Content starts

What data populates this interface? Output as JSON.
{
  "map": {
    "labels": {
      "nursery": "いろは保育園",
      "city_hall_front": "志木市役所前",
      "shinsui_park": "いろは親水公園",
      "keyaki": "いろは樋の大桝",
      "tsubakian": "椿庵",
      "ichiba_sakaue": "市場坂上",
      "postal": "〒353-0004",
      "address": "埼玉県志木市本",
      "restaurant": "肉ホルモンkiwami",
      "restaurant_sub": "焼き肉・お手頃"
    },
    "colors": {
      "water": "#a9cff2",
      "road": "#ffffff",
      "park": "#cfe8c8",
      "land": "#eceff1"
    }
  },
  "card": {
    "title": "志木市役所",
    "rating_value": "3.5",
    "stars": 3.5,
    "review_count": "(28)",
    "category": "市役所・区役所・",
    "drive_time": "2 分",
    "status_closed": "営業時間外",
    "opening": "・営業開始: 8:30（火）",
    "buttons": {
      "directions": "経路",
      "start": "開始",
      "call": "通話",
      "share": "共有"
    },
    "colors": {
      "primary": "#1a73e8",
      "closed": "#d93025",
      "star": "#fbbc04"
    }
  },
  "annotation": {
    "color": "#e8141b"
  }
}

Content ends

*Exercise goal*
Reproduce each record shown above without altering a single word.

*Solution to the exercise*
What data populates this interface? Output as JSON.
{
  "map": {
    "labels": {
      "nursery": "いろは保育園",
      "city_hall_front": "志木市役所前",
      "shinsui_park": "いろは親水公園",
      "keyaki": "いろは樋の大桝",
      "tsubakian": "椿庵",
      "ichiba_sakaue": "市場坂上",
      "postal": "〒353-0004",
      "address": "埼玉県志木市本",
      "restaurant": "肉ホルモンkiwami",
      "restaurant_sub": "焼き肉・お手頃"
    },
    "colors": {
      "water": "#a9cff2",
      "road": "#ffffff",
      "park": "#cfe8c8",
      "land": "#eceff1"
    }
  },
  "card": {
    "title": "志木市役所",
    "rating_value": "3.5",
    "stars": 3.5,
    "review_count": "(28)",
    "category": "市役所・区役所・",
    "drive_time": "2 分",
    "status_closed": "営業時間外",
    "opening": "・営業開始: 8:30（火）",
    "buttons": {
      "directions": "経路",
      "start": "開始",
      "call": "通話",
      "share": "共有"
    },
    "colors": {
      "primary": "#1a73e8",
      "closed": "#d93025",
      "star": "#fbbc04"
    }
  },
  "annotation": {
    "color": "#e8141b"
  }
}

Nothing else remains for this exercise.